I’ve had the pleasure (and challenge) of working with all different sizes and types of companies. I’ve seen organizations try to substitute other roles for Product Owners and I’ve seen those same companies struggle and become increasingly inefficient. Many of these organizations have failed to deliver business results and deliver what their customers need and want. In my experience, the Product Owner is an essential role that directly contributes to the success of outstanding delivery teams.
Exceptional Product Owners use their superpowers to bring the product vision down to the team level. They focus relentlessly on prioritizing what is needed and what is wanted for their business, their stakeholders, and their customers. The best Product Owners can strike the right balance between being specific enough to provide clear direction to the team while still being flexible enough to accommodate changes and shifts in priorities that come from a deep and dynamic partnership with Product Managers. These proverbial unicorns also have a deep knowledge of user needs and the experience that the business wants the customer to receive. They easily see the bigger picture and engage often with Product Managers, Customer Experience, and User Experience experts to define and drive the delivery of great products.
Elite Product Owners have an abundance of empathy in their toolkits. They’re able to read the pulse of the team, the customer, and stakeholders while balancing the push and pull to deliver great products. What sets apart the truly outstanding Product Owners is the ability to effectively listen. Not just to the words, but to the underlying messages and sentiments of everyone that they actively seek to communicate with as part of their rituals, ceremonies, and days at work.
But great Product Owners don’t just look inwards; they excel at looking outwards to the market, the competition, and the changing technologies that they work with every day. They know the goals and challenges, and can articulate the path forward to lead their teams and their products to successful outcomes. They are storytellers, evangelists, and cheerleaders for their teams and their products. The word on the chest of their superhero suit is often “TEAM”.

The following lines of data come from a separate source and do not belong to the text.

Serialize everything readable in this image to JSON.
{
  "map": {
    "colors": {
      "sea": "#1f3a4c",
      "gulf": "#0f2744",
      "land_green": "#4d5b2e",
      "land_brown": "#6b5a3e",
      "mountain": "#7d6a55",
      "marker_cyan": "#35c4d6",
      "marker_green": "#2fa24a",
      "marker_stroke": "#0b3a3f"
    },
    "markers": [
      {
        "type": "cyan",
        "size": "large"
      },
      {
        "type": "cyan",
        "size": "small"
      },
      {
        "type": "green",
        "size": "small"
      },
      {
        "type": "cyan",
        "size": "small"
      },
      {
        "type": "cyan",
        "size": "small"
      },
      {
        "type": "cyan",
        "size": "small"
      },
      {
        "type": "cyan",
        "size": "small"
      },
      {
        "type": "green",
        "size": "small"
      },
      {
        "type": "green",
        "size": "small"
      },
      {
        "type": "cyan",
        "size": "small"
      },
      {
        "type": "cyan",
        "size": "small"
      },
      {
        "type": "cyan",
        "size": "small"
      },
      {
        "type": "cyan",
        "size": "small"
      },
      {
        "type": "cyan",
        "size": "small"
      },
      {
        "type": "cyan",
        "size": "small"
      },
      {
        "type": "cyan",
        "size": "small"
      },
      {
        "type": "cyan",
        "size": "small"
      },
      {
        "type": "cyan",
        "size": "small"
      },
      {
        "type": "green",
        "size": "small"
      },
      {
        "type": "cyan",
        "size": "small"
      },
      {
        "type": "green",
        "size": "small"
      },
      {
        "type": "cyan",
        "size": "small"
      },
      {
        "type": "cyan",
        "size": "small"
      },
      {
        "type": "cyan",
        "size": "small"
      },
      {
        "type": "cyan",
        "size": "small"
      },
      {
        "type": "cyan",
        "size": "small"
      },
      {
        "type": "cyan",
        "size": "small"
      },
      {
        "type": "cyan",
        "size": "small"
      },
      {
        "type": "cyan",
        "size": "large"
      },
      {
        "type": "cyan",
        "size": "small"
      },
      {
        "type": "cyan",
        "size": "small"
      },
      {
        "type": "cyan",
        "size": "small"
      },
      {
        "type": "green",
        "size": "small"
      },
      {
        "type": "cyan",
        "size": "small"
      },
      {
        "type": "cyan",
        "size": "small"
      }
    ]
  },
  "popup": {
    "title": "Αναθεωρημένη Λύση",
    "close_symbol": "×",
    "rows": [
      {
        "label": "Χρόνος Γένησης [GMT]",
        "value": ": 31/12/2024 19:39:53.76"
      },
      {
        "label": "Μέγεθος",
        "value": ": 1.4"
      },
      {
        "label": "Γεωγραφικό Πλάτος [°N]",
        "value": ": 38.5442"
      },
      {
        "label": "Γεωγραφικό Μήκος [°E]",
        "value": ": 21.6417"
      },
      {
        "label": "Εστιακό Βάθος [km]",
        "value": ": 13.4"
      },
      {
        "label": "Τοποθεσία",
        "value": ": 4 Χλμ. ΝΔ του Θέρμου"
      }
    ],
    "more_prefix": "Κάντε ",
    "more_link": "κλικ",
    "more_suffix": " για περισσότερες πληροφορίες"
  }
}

I encourage you to consider the value of the Product Owner the next time you want to “have one of the team do this role” or “use the BRM instead of hiring”—your teams will be more successful, your customers will have a better experience, and your organization will thrive and grow.